"With respect to growth, the characterisation of the economy is surprisingly little changed despite the slew of good data in recent months," said Michelle Girard, an economist at Royal Bank of Scotland.
Brighter signs from the US labour market, the manufacturing sector and resilience from the consumer had led to some speculation that the Fed may raise interest rates sooner than many expected.
Until today, Mr Bernanke had said interest rates would be kept on hold until at least the middle of 2013.
"This is a new and more emphatic assertion of its commitment to an easy policy stance for the next few years," said Kevin Logan, a US economist at HSBC. As the forecast was digested on Wall Street, US government bond prices climbed.
The FOMC's pledge not to raise interest rates until 2014 came as the committee for the first time published forecasts of when individual policymakers believe rates should be raised.
Five policymakers said 2014, a further four said the year after and 2 more opted for 2016. Meanwhile, a further three said rates should be raised this year and another three picked 2013.
Although the Fed did not identify members by name, the central bank hopes the publication of the spread of forecasts will give investors a clearer sense of the future direction of monetary policy.
Amid the blitz of forecasts, the Fed also said that it would target a rate of 2pc for long-term inflation.

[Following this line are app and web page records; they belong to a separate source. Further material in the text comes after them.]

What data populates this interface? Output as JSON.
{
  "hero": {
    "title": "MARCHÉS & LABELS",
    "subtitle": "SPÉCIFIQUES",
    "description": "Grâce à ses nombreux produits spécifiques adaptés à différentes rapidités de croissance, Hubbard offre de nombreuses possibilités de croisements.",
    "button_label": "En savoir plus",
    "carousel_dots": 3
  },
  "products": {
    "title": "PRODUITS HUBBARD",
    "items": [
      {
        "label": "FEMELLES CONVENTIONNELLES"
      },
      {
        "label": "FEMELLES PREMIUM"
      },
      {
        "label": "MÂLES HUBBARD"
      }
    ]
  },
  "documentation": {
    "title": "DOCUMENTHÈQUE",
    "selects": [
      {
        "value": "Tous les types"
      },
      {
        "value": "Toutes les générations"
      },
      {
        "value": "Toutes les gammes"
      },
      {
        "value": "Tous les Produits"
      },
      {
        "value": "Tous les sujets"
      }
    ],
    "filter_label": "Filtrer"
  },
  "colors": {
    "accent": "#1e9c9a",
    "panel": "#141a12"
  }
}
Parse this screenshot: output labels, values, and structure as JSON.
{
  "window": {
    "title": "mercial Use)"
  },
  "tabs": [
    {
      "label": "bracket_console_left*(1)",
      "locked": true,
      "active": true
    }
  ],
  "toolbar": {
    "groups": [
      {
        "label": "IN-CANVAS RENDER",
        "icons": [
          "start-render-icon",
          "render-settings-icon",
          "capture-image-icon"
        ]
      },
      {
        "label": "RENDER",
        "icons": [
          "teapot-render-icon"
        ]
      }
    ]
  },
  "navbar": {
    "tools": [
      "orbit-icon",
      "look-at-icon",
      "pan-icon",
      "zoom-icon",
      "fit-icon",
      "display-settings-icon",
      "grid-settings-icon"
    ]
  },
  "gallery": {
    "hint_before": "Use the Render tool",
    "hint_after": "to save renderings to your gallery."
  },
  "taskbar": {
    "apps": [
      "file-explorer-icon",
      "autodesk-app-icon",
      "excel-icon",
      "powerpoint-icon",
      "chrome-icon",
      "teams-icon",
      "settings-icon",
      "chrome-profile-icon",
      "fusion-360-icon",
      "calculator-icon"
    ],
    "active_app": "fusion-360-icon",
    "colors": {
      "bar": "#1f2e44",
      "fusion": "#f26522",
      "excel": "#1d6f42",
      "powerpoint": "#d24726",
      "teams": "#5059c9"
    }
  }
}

It's the first time that the Fed has made explicit a target that has long shaped its policy.
The central bank also lowered its forecast for core inflation this year to a range of 1.5pc to 1.8pc.